Protests continued in Iran today, despite yesterday's threat by Ayatollah Ali Khamenei to crush dissent if it went on. But the regime appears to be making good on its threats. Eyewitnesses reported massive security forces gathered all over Tehran, with Basij paramilitaries clubbing demonstrators and waves of arrests.
At about 9:20 p.m. in Tehran (12:50 p.m. Eastern time), Mir-Hossein Mousavi, the opposition candidate whose suspicious defeat by President Mahmoud Ahmadinejad last week sparked the protests, declared he was ready for whatever happened next.
"I am prepared For martyrdom," he wrote on his campaign Twitter page. "Go on strike if I am arrested."
Before dark, Tehran was already erupting in violence. Foreign embassies were reportedly taking in wounded demonstrators in need of safety.
"Shit has hit the fan," a correspondent in Tehran e-mailed Salon this morning. "Tohid Square on fire, people are chanting all along Satter Khan Street. Chaos, then suddenly quiet, people eating ice cream, etc., then more chaos. Fire in the middle of the streets -- chants, chants, chants and it is not yet night. Tehran is on fire tonight."
Salon has also obtained, from an Iranian student in the U.S., two video clips -- taken by cell phone by a friend in Tehran earlier today -- showing the marches. In the first, a crowd walks down the street, with fires burning along the way:
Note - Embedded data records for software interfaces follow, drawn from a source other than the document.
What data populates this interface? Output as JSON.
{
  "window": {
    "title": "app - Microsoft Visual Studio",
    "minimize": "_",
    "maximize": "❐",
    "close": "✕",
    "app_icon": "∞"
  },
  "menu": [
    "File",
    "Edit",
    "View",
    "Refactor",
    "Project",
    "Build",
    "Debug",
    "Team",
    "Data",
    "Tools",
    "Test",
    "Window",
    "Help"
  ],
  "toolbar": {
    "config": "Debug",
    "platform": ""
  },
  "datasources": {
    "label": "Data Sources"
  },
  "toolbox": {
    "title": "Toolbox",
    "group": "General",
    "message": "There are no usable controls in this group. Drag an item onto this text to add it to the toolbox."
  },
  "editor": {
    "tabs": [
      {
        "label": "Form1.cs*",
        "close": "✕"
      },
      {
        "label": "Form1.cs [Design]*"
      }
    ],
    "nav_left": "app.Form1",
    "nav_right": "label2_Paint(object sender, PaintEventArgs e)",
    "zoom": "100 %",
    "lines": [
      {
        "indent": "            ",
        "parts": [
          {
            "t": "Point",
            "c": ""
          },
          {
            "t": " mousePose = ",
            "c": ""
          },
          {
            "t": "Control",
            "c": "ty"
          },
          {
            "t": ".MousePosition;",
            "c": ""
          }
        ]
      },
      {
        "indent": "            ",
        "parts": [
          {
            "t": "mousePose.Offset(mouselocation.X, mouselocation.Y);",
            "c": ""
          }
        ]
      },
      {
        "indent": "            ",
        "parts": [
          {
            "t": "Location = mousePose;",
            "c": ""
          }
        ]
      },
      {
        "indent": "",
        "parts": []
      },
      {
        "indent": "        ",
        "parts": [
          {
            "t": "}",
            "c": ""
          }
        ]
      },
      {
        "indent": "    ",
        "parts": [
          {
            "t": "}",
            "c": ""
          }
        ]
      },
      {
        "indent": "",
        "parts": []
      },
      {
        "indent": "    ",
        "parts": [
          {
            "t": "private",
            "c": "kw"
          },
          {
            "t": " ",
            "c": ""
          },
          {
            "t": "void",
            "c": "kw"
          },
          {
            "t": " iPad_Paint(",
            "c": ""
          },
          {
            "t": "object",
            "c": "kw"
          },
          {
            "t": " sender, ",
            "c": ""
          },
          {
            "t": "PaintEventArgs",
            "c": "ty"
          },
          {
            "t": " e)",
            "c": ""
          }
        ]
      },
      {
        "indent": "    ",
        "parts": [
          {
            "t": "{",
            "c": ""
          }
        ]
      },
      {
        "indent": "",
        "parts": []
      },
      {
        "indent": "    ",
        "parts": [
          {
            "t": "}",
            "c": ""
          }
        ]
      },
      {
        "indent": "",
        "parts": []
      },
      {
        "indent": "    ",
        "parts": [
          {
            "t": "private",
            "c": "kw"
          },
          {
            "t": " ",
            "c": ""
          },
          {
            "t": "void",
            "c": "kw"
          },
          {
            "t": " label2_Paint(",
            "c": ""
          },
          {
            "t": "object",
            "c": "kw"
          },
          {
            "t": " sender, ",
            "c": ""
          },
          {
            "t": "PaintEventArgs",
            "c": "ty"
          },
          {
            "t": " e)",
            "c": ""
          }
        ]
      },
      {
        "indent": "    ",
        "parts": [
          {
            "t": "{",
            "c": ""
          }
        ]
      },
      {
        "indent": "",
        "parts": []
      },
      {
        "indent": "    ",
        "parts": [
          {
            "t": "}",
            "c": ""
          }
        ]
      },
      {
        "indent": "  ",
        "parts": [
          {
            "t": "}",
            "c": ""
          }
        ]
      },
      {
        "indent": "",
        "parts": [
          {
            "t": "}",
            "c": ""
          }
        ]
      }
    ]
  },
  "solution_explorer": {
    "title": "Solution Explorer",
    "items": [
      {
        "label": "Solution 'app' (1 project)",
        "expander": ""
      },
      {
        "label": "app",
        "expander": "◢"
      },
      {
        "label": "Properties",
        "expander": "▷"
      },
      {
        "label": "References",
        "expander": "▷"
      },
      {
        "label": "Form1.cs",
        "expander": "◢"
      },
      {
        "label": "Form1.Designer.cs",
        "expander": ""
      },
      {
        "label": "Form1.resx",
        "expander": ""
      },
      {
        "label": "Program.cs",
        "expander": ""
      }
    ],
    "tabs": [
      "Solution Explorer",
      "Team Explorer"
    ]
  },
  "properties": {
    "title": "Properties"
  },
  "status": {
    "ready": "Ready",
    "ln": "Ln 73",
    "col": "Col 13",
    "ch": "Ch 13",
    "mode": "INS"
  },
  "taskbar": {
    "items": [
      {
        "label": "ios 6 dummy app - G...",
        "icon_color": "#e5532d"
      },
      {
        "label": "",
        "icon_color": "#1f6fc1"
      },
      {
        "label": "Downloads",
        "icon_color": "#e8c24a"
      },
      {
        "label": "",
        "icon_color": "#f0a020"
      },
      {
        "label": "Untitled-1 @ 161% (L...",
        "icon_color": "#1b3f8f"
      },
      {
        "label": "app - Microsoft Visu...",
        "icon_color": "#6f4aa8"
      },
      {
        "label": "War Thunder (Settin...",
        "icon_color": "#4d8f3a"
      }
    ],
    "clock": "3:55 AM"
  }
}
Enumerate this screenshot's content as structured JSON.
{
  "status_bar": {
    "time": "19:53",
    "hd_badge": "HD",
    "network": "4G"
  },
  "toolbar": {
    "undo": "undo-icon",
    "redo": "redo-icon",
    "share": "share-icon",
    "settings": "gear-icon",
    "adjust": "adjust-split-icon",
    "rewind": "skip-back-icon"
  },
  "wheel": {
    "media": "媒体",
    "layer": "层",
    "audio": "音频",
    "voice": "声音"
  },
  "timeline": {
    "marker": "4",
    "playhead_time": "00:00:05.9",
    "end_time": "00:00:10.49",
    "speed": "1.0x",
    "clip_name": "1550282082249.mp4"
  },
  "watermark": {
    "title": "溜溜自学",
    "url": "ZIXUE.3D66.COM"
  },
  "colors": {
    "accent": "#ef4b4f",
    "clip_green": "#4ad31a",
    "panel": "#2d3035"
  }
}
In the second, someone fires teargas into the crowd, and the protesters begin to run. Not long afterwards, the picture goes dark. (The clip has been edited, but chanting and screaming continue for several minutes.) The chants are in Farsi, but the student translated them. "Down with dictators!" the crowd is chanting at first. After the teargas, the crowd then starts yelling, "Don't fear, we are together."
The situation appeared to be getting more and more chaotic, and it seems likely that the regime will crack down harder. There were unconfirmed reports in government-controlled media that a bomb had gone off at the tomb of Ayatollah Khomenei. Mousavi accused the ruling clerics of plotting for months to rig the elections. The protesters, though, continued to use the language and tactics of the 1979 Islamic revolution -- many were reportedly carrying the Koran in the streets today, and each night, opponents of the regime have gone to their balconies or roofs to yell, "God is great," in Farsi, just as supporters of the revolution did 30 years ago.
And despite rumors that Mousavi had been arrested, he reportedly took to the streets to demonstrate today. Iranian journalist Fershteh Ghazi quoted him trying to rally the protesters: "We have learned from our fathers that the blood of the innocent shall fall upon the guilty."